I recently had to enable schema validation on incoming requests on a Soap API running on Zend Soap. We were having noticeably worse performance with schema validation than without - and found out that it was because of the import tag pulling in the Soap envelope schema for every request:
My first thought was to match all the schemaLocations in the schemas and cache them manually, but it seemed to me there must be a better way..
There is and it’s called a catalog.
“What’s a catalog” I hear you say:
Basically it’s a lookup mechanism used when an entity (a file or a remote resource) references another entity. The catalog lookup is inserted between the moment the reference is recognized by the software (XML parser, stylesheet processing, or even images referenced for inclusion in a rendering) and the time where loading that resource is actually started.
So, it turns out libxml has catalog support. A catalog is basically an XML file that libxml will parse and use to map references. I was doing the schema validation with
DomDocument::schemaValidate and since DomDocument uses libxml behind the scenes, this works for PHP as well. libxml2 per default looks for an xml catalog in /etc/xml/catalog and DomDocument is hardwired to that location as well.
You can add XML catalogs with a little tool called xmlcatalog that comes with libxml (I think). The usage is pretty straightforward, call up the man page to get an overview or read it online. Here’s how I added a catalog to map the Soap envelope schema location to a local path:
1 - Create /etc/xml if it doesn’t yet exist.
2 - Copy the Soap envelope schema from http://schemas.xmlsoap.org/soap/envelope/ to a local path, let’s say /etc/xml/soap-envelope-1.1.xsd
3 - Create the catalog file (if it doesn’t exist yet) and add our new rule:
The file created at /etc/xml/catalog should then look something like:
4 - Restart apache
Your schema validation should be quick as a flash after that.
* You can change this default location by setting the XML_CATALOG_FILES environment variable.
Quartz is, in a nutshell, a graphic library and part of the OS X Core Graphics Framework. A Quartz filter is basically an XML file defining how Quartz should be used. Quartz filters are often used to compress PDF documents by reducing the size of the images in it – but can also be used for a variety of other image manipulations.
Here’s an article about using Quartz filters to reduce the file size of PDFs: learn how to reduce PDF file size with a Quartz filter. As far as I know, you can create your own filters with the ColorSync program that comes with OS X or by writing the XML yourself. The “Reduce File Size” Quartz filter by OS X goes a bit hard on the images, making it useless for print PDFs and even a bit hard on “screen” PDFs. A guy named Jerome Colas created a few filters which give you more control over the outcome of the images. Check them out in his article “Reduce PDF file size : free Acrobat replacement for Leopard“.

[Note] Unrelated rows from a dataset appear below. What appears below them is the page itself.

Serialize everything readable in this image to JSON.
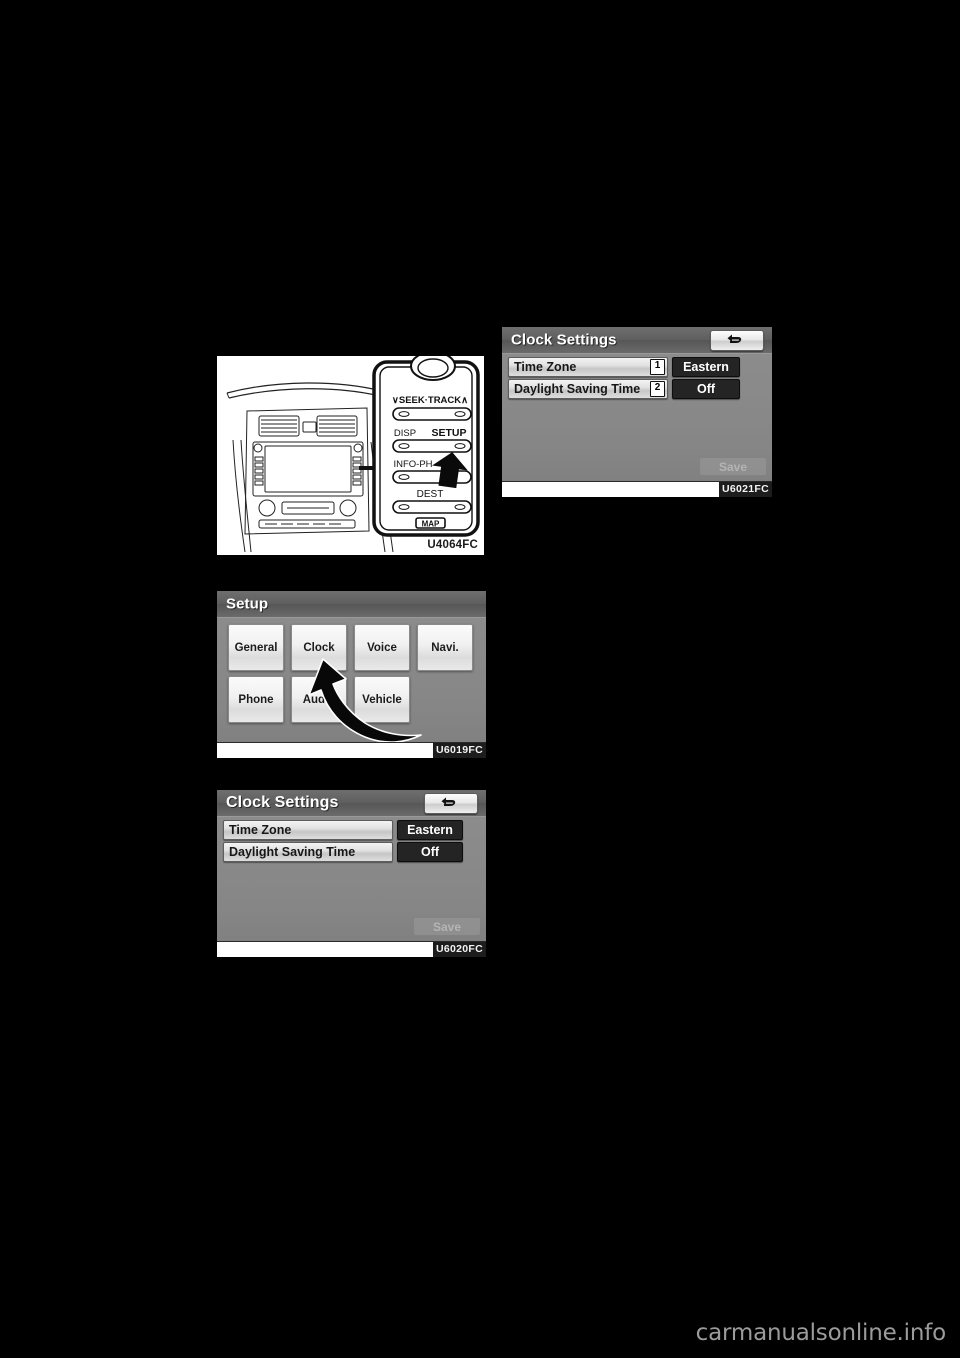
{
  "page": {
    "background_color": "#000000",
    "watermark": "carmanualsonline.info"
  },
  "figures": {
    "dashboard": {
      "code": "U4064FC",
      "button_labels": {
        "seek_track": "SEEK·TRACK",
        "disp": "DISP",
        "setup": "SETUP",
        "info_phone": "INFO-PH",
        "dest": "DEST",
        "map": "MAP",
        "seek_left": "∨",
        "seek_right": "∧"
      }
    },
    "clock_settings_callout": {
      "code": "U6021FC",
      "title": "Clock Settings",
      "back_icon": "back-arrow-icon",
      "rows": [
        {
          "label": "Time Zone",
          "callout": "1",
          "value": "Eastern"
        },
        {
          "label": "Daylight Saving Time",
          "callout": "2",
          "value": "Off"
        }
      ],
      "save_label": "Save"
    },
    "setup": {
      "code": "U6019FC",
      "title": "Setup",
      "buttons": [
        "General",
        "Clock",
        "Voice",
        "Navi.",
        "Phone",
        "Audio",
        "Vehicle"
      ],
      "cursor": "hand-pointer-arrow"
    },
    "clock_settings_plain": {
      "code": "U6020FC",
      "title": "Clock Settings",
      "back_icon": "back-arrow-icon",
      "rows": [
        {
          "label": "Time Zone",
          "value": "Eastern"
        },
        {
          "label": "Daylight Saving Time",
          "value": "Off"
        }
      ],
      "save_label": "Save"
    }
  }
}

Using Quartz filters from command line
I wanted to use Quartz filters for exporting PDFs from an application I developed at work, preferably from the command line. It seems not that many people have wanted to do this or write about how to do it. After searching google on and off for days and trying all kinds of things, I was pointed in the right direction; you can do this with a Quartz printer application stored in /System/Library/Printers/Libraries/quartzfilter. The syntax is:
So converting big.pdf into small.pdf with the “Reduce File Size” filter would work like this:
Pretty straightforward isn’t it?
Other ways of using Quartz filters
While searching, I learned about some other ways to use Quartz filters which may be interesting for some people.
Using Quartz filters in Python
On my mac I have the file:
I’m not sure if it came with XCode or if it’s OS X native. The script can be used to apply Quartz filters to PDF files, except well, it doesn’t work. If you have an up to date OS X, you should have at least Python 2.5 installed and it looks like the script was developed for Python ≤ 2.3 as it’s using features from the CoreGraphics library that aren’t supported in newer versions of Python. I don’t know the first thing about Python, but I figure if you’re developing with Python you might be able to fix it.
Using Quartz filters in Automator
..is very easy. Create a new Automator project and choose the action “Apply Quartz Filter to PDF Documents” from the “PDFs” section of the actions library and use it in combination with whatever other Automator action you need.